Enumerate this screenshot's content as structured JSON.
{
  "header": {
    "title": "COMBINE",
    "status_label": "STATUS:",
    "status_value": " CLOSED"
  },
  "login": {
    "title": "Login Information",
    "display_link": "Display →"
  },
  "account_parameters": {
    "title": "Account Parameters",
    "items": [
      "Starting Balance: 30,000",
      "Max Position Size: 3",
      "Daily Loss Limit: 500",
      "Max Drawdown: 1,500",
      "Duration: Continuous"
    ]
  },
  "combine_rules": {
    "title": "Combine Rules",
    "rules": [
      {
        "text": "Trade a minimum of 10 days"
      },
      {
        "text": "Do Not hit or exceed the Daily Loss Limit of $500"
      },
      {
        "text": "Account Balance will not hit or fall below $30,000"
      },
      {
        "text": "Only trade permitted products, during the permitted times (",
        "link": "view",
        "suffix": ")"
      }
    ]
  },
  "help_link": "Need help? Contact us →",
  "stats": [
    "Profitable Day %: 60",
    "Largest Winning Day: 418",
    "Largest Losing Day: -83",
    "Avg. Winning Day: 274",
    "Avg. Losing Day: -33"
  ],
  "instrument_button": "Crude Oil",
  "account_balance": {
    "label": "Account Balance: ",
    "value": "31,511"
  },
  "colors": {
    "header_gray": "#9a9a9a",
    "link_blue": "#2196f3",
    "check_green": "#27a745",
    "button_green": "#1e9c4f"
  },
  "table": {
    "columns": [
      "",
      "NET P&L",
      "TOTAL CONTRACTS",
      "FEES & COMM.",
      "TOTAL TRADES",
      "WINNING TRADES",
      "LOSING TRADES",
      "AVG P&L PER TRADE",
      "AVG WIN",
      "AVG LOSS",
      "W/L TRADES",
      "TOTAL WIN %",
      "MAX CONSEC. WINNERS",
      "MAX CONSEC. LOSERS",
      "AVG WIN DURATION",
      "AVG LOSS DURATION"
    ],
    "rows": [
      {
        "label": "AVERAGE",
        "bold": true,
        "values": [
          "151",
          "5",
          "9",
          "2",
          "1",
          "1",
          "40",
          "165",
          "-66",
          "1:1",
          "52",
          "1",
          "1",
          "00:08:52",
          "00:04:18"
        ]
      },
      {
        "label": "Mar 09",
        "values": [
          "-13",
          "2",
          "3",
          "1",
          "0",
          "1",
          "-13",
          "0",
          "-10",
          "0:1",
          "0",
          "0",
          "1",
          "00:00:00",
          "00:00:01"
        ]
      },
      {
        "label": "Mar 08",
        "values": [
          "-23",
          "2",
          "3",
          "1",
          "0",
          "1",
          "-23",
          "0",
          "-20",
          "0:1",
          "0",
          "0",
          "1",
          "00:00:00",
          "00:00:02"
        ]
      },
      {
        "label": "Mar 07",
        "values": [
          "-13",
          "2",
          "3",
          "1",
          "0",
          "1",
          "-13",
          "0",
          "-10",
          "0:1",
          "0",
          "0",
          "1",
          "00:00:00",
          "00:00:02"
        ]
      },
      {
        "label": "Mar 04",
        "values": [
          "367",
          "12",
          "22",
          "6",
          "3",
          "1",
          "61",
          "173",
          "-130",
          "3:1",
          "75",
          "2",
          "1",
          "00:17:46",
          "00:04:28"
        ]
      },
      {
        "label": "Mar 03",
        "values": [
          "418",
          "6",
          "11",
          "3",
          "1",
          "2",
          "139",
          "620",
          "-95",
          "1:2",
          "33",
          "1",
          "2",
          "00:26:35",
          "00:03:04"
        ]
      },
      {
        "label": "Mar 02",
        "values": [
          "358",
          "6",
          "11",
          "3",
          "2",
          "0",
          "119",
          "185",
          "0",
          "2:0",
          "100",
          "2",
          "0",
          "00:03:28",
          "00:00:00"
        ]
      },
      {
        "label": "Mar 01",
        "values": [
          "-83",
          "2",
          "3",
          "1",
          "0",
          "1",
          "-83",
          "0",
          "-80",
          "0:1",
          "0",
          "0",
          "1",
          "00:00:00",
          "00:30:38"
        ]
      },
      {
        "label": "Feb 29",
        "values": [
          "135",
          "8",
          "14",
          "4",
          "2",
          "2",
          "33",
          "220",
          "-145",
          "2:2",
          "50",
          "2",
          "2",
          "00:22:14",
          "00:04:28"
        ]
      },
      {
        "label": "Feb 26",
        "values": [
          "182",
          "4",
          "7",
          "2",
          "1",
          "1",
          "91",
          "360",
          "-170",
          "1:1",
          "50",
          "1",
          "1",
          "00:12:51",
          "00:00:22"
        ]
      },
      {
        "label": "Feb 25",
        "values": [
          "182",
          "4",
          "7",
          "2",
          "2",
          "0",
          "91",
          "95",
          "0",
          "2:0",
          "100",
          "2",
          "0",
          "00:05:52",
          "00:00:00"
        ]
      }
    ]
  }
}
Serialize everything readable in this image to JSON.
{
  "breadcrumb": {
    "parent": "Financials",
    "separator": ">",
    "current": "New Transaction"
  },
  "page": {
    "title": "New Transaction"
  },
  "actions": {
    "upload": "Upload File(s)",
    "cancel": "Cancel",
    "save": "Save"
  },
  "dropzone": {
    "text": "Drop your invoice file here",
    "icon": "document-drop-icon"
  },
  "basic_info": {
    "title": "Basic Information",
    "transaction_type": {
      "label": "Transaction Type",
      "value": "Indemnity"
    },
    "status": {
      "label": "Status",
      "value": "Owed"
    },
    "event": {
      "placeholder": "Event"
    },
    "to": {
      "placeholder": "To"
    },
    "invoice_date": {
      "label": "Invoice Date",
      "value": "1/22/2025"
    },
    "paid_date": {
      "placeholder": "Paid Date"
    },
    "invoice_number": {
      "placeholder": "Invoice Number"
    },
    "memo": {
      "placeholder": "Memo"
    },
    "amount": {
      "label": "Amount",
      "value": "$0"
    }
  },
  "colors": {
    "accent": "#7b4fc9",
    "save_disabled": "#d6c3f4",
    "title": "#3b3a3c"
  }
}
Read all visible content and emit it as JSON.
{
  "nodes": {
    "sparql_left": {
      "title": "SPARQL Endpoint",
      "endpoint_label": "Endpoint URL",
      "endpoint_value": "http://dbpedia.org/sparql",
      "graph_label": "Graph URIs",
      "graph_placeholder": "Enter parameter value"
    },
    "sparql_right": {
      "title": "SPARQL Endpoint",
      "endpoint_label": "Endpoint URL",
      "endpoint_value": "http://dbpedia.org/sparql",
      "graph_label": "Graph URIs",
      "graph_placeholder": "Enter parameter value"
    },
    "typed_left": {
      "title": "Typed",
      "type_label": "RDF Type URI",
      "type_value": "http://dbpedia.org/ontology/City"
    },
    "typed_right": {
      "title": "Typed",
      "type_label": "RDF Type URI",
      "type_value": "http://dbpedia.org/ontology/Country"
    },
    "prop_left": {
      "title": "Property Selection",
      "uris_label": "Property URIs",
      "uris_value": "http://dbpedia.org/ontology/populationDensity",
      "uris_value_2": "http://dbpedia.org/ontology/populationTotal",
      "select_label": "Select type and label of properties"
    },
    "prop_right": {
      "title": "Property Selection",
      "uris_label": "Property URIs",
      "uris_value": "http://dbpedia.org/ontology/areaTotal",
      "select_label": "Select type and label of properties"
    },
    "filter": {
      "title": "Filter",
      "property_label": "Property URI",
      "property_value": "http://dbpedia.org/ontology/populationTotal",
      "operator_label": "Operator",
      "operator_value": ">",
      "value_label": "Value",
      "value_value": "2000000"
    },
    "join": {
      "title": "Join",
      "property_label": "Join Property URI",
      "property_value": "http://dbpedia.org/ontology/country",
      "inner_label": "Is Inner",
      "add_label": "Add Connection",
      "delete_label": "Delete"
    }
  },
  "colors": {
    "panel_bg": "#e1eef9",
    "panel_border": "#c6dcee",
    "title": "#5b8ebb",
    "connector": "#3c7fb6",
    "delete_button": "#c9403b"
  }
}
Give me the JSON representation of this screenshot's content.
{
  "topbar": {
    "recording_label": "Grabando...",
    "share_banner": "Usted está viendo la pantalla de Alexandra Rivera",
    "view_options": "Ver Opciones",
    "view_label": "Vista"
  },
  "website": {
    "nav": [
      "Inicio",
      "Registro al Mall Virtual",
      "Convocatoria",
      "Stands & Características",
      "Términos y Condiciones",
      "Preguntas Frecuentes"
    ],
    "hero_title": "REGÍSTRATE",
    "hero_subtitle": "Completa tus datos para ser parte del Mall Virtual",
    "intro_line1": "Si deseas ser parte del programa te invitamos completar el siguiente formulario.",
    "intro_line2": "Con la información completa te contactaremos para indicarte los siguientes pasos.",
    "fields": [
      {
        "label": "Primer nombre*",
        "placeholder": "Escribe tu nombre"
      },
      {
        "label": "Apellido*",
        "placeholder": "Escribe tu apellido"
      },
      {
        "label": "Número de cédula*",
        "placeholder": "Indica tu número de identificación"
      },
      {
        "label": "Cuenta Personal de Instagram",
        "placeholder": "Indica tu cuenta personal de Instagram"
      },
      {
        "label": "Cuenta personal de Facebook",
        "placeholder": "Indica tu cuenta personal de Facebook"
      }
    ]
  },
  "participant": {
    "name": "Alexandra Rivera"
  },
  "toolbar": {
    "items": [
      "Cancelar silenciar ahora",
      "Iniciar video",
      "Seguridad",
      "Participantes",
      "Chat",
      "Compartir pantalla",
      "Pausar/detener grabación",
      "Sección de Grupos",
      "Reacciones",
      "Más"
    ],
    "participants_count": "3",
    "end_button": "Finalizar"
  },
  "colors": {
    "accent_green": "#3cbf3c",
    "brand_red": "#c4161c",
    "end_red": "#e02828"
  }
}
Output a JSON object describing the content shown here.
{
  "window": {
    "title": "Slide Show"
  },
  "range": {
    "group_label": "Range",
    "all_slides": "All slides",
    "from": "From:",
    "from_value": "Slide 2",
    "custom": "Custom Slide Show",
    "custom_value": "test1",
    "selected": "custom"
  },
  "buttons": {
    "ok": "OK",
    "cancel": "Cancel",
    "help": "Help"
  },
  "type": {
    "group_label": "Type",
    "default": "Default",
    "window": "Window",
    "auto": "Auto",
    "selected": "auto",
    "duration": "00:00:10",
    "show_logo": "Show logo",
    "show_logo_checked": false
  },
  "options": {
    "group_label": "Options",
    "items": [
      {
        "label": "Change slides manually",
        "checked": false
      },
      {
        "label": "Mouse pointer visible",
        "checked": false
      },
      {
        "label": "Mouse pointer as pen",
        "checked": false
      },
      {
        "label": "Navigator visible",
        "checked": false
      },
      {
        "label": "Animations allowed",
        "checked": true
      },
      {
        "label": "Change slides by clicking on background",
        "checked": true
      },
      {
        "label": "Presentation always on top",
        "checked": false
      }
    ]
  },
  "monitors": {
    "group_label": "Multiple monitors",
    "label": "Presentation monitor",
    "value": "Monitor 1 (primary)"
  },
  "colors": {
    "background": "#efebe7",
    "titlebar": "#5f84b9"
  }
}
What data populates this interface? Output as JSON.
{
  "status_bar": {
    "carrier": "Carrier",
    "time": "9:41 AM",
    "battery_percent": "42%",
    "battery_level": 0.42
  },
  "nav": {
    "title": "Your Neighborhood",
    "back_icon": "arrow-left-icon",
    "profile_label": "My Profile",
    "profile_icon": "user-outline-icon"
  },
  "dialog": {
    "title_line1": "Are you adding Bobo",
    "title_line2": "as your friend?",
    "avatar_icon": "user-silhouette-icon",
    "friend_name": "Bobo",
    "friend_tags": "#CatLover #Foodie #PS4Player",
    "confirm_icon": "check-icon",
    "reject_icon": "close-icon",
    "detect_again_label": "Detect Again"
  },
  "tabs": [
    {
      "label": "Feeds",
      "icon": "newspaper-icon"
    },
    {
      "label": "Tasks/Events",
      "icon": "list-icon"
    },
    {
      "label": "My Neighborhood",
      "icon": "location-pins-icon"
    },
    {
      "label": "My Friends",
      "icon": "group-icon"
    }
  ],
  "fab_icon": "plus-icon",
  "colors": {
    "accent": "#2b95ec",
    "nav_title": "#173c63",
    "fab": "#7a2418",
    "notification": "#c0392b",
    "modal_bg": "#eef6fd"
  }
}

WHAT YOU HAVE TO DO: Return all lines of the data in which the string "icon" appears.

ANSWER SPACE:
    "icon": "document-drop-icon"
    "back_icon": "arrow-left-icon",
    "profile_icon": "user-outline-icon"
    "avatar_icon": "user-silhouette-icon",
    "confirm_icon": "check-icon",
    "reject_icon": "close-icon",
      "icon": "newspaper-icon"
      "icon": "list-icon"
      "icon": "location-pins-icon"
      "icon": "group-icon"
  "fab_icon": "plus-icon",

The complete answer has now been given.